The records below need to be restated word for word.
EXCERPTED RECORDS START
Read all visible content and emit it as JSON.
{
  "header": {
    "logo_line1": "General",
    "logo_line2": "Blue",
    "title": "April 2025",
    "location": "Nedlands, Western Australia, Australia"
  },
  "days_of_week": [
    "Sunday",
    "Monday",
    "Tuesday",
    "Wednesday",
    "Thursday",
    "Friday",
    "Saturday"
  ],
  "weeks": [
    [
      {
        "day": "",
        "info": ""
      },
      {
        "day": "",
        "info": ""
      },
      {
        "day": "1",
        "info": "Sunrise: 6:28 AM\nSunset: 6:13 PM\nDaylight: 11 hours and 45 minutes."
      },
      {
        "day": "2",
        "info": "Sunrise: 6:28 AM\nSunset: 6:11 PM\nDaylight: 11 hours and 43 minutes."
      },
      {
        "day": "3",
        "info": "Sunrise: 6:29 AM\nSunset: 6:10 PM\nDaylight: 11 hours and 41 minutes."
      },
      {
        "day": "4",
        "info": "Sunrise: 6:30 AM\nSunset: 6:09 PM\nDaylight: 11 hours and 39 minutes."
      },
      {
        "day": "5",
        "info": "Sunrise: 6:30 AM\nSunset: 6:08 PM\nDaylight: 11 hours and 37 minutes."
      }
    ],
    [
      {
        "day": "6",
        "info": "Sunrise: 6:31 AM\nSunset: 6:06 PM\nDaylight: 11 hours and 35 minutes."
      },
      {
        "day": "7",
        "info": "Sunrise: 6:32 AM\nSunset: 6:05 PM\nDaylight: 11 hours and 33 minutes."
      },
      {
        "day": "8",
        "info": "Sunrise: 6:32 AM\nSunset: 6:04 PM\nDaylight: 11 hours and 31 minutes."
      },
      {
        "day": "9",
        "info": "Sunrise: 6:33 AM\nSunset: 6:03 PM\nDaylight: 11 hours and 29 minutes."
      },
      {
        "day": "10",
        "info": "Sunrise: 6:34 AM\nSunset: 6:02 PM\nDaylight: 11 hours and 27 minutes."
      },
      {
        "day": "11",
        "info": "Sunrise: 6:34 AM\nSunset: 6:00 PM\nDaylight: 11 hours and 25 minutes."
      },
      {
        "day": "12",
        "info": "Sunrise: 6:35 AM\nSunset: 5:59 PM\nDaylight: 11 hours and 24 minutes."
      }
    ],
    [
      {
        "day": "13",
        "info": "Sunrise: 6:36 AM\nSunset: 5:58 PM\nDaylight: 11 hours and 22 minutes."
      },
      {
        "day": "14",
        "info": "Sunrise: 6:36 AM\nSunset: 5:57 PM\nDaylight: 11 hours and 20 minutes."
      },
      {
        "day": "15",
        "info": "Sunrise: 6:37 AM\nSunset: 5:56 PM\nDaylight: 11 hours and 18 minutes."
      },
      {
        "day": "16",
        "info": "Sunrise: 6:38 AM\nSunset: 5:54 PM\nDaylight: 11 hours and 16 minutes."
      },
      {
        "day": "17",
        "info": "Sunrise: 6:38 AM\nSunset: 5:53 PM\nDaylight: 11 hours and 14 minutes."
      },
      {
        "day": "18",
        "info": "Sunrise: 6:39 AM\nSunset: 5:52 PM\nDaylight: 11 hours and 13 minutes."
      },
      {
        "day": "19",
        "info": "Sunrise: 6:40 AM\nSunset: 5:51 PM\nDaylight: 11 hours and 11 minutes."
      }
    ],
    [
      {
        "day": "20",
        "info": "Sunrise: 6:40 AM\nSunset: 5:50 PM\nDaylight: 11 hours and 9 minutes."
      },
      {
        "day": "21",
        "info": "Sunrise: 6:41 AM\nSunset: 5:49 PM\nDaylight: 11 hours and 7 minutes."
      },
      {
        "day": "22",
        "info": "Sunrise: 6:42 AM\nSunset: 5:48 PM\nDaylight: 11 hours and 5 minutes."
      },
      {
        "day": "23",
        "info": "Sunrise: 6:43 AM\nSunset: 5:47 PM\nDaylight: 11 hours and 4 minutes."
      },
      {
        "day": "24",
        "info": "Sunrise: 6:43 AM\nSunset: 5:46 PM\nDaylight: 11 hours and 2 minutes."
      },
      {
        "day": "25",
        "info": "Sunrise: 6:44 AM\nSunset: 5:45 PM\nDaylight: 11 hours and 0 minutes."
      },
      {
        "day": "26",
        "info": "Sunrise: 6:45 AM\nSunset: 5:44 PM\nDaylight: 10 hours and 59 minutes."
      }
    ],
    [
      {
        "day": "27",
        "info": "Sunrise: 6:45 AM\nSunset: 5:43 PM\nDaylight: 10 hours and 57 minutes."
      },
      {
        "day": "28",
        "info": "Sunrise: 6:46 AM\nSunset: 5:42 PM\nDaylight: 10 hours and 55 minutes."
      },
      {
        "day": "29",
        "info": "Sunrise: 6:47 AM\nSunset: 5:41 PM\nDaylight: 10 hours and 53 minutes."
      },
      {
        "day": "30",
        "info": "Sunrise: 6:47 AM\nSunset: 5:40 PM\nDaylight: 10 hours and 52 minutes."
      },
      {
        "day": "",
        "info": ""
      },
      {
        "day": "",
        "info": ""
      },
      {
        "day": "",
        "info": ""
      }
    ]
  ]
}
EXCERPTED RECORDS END
• ANSWER TO THIS TASK:
Read all visible content and emit it as JSON.
{
  "header": {
    "logo_line1": "General",
    "logo_line2": "Blue",
    "title": "April 2025",
    "location": "Nedlands, Western Australia, Australia"
  },
  "days_of_week": [
    "Sunday",
    "Monday",
    "Tuesday",
    "Wednesday",
    "Thursday",
    "Friday",
    "Saturday"
  ],
  "weeks": [
    [
      {
        "day": "",
        "info": ""
      },
      {
        "day": "",
        "info": ""
      },
      {
        "day": "1",
        "info": "Sunrise: 6:28 AM\nSunset: 6:13 PM\nDaylight: 11 hours and 45 minutes."
      },
      {
        "day": "2",
        "info": "Sunrise: 6:28 AM\nSunset: 6:11 PM\nDaylight: 11 hours and 43 minutes."
      },
      {
        "day": "3",
        "info": "Sunrise: 6:29 AM\nSunset: 6:10 PM\nDaylight: 11 hours and 41 minutes."
      },
      {
        "day": "4",
        "info": "Sunrise: 6:30 AM\nSunset: 6:09 PM\nDaylight: 11 hours and 39 minutes."
      },
      {
        "day": "5",
        "info": "Sunrise: 6:30 AM\nSunset: 6:08 PM\nDaylight: 11 hours and 37 minutes."
      }
    ],
    [
      {
        "day": "6",
        "info": "Sunrise: 6:31 AM\nSunset: 6:06 PM\nDaylight: 11 hours and 35 minutes."
      },
      {
        "day": "7",
        "info": "Sunrise: 6:32 AM\nSunset: 6:05 PM\nDaylight: 11 hours and 33 minutes."
      },
      {
        "day": "8",
        "info": "Sunrise: 6:32 AM\nSunset: 6:04 PM\nDaylight: 11 hours and 31 minutes."
      },
      {
        "day": "9",
        "info": "Sunrise: 6:33 AM\nSunset: 6:03 PM\nDaylight: 11 hours and 29 minutes."
      },
      {
        "day": "10",
        "info": "Sunrise: 6:34 AM\nSunset: 6:02 PM\nDaylight: 11 hours and 27 minutes."
      },
      {
        "day": "11",
        "info": "Sunrise: 6:34 AM\nSunset: 6:00 PM\nDaylight: 11 hours and 25 minutes."
      },
      {
        "day": "12",
        "info": "Sunrise: 6:35 AM\nSunset: 5:59 PM\nDaylight: 11 hours and 24 minutes."
      }
    ],
    [
      {
        "day": "13",
        "info": "Sunrise: 6:36 AM\nSunset: 5:58 PM\nDaylight: 11 hours and 22 minutes."
      },
      {
        "day": "14",
        "info": "Sunrise: 6:36 AM\nSunset: 5:57 PM\nDaylight: 11 hours and 20 minutes."
      },
      {
        "day": "15",
        "info": "Sunrise: 6:37 AM\nSunset: 5:56 PM\nDaylight: 11 hours and 18 minutes."
      },
      {
        "day": "16",
        "info": "Sunrise: 6:38 AM\nSunset: 5:54 PM\nDaylight: 11 hours and 16 minutes."
      },
      {
        "day": "17",
        "info": "Sunrise: 6:38 AM\nSunset: 5:53 PM\nDaylight: 11 hours and 14 minutes."
      },
      {
        "day": "18",
        "info": "Sunrise: 6:39 AM\nSunset: 5:52 PM\nDaylight: 11 hours and 13 minutes."
      },
      {
        "day": "19",
        "info": "Sunrise: 6:40 AM\nSunset: 5:51 PM\nDaylight: 11 hours and 11 minutes."
      }
    ],
    [
      {
        "day": "20",
        "info": "Sunrise: 6:40 AM\nSunset: 5:50 PM\nDaylight: 11 hours and 9 minutes."
      },
      {
        "day": "21",
        "info": "Sunrise: 6:41 AM\nSunset: 5:49 PM\nDaylight: 11 hours and 7 minutes."
      },
      {
        "day": "22",
        "info": "Sunrise: 6:42 AM\nSunset: 5:48 PM\nDaylight: 11 hours and 5 minutes."
      },
      {
        "day": "23",
        "info": "Sunrise: 6:43 AM\nSunset: 5:47 PM\nDaylight: 11 hours and 4 minutes."
      },
      {
        "day": "24",
        "info": "Sunrise: 6:43 AM\nSunset: 5:46 PM\nDaylight: 11 hours and 2 minutes."
      },
      {
        "day": "25",
        "info": "Sunrise: 6:44 AM\nSunset: 5:45 PM\nDaylight: 11 hours and 0 minutes."
      },
      {
        "day": "26",
        "info": "Sunrise: 6:45 AM\nSunset: 5:44 PM\nDaylight: 10 hours and 59 minutes."
      }
    ],
    [
      {
        "day": "27",
        "info": "Sunrise: 6:45 AM\nSunset: 5:43 PM\nDaylight: 10 hours and 57 minutes."
      },
      {
        "day": "28",
        "info": "Sunrise: 6:46 AM\nSunset: 5:42 PM\nDaylight: 10 hours and 55 minutes."
      },
      {
        "day": "29",
        "info": "Sunrise: 6:47 AM\nSunset: 5:41 PM\nDaylight: 10 hours and 53 minutes."
      },
      {
        "day": "30",
        "info": "Sunrise: 6:47 AM\nSunset: 5:40 PM\nDaylight: 10 hours and 52 minutes."
      },
      {
        "day": "",
        "info": ""
      },
      {
        "day": "",
        "info": ""
      },
      {
        "day": "",
        "info": ""
      }
    ]
  ]
}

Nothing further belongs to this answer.